╭─ Available data

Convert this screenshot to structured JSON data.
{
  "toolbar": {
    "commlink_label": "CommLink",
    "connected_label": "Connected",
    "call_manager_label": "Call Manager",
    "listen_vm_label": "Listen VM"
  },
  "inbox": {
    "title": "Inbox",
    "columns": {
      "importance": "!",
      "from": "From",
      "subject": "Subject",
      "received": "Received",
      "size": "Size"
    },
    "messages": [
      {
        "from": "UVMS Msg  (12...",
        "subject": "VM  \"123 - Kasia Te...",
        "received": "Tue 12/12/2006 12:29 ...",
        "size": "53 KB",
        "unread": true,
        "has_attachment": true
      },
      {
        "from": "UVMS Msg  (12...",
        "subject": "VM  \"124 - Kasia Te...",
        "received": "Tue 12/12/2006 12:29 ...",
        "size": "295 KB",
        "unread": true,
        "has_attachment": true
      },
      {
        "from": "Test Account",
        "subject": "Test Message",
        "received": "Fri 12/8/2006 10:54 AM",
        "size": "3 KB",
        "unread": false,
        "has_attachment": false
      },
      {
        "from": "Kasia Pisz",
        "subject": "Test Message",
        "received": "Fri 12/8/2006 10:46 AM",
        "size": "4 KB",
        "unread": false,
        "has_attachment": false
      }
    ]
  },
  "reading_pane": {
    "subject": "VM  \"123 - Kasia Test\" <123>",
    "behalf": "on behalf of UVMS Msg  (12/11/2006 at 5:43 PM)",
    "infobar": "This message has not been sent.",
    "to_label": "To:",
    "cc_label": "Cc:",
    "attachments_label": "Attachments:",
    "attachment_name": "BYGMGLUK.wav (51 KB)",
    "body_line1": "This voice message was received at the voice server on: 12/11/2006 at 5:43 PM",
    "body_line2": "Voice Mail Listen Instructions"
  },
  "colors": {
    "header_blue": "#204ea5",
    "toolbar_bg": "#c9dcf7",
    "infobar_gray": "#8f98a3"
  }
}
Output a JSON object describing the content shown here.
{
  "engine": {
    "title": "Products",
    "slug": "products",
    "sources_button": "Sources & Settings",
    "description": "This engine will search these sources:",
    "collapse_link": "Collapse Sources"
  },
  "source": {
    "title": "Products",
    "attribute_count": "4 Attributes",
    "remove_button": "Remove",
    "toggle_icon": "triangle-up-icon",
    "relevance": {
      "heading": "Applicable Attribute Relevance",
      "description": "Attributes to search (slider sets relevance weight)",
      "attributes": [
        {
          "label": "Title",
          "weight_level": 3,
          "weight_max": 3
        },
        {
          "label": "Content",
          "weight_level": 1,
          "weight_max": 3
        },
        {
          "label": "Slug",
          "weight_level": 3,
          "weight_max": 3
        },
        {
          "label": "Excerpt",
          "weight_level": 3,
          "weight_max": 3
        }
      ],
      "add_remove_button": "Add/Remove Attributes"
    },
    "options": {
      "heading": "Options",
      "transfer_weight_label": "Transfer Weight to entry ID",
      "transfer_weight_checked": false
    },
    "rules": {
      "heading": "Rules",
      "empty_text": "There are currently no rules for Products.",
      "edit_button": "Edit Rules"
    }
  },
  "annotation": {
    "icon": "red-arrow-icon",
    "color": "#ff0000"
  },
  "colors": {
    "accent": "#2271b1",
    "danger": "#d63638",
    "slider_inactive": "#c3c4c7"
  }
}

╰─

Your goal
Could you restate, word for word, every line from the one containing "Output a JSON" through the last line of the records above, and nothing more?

Answer to this task
Output a JSON object describing the content shown here.
{
  "engine": {
    "title": "Products",
    "slug": "products",
    "sources_button": "Sources & Settings",
    "description": "This engine will search these sources:",
    "collapse_link": "Collapse Sources"
  },
  "source": {
    "title": "Products",
    "attribute_count": "4 Attributes",
    "remove_button": "Remove",
    "toggle_icon": "triangle-up-icon",
    "relevance": {
      "heading": "Applicable Attribute Relevance",
      "description": "Attributes to search (slider sets relevance weight)",
      "attributes": [
        {
          "label": "Title",
          "weight_level": 3,
          "weight_max": 3
        },
        {
          "label": "Content",
          "weight_level": 1,
          "weight_max": 3
        },
        {
          "label": "Slug",
          "weight_level": 3,
          "weight_max": 3
        },
        {
          "label": "Excerpt",
          "weight_level": 3,
          "weight_max": 3
        }
      ],
      "add_remove_button": "Add/Remove Attributes"
    },
    "options": {
      "heading": "Options",
      "transfer_weight_label": "Transfer Weight to entry ID",
      "transfer_weight_checked": false
    },
    "rules": {
      "heading": "Rules",
      "empty_text": "There are currently no rules for Products.",
      "edit_button": "Edit Rules"
    }
  },
  "annotation": {
    "icon": "red-arrow-icon",
    "color": "#ff0000"
  },
  "colors": {
    "accent": "#2271b1",
    "danger": "#d63638",
    "slider_inactive": "#c3c4c7"
  }
}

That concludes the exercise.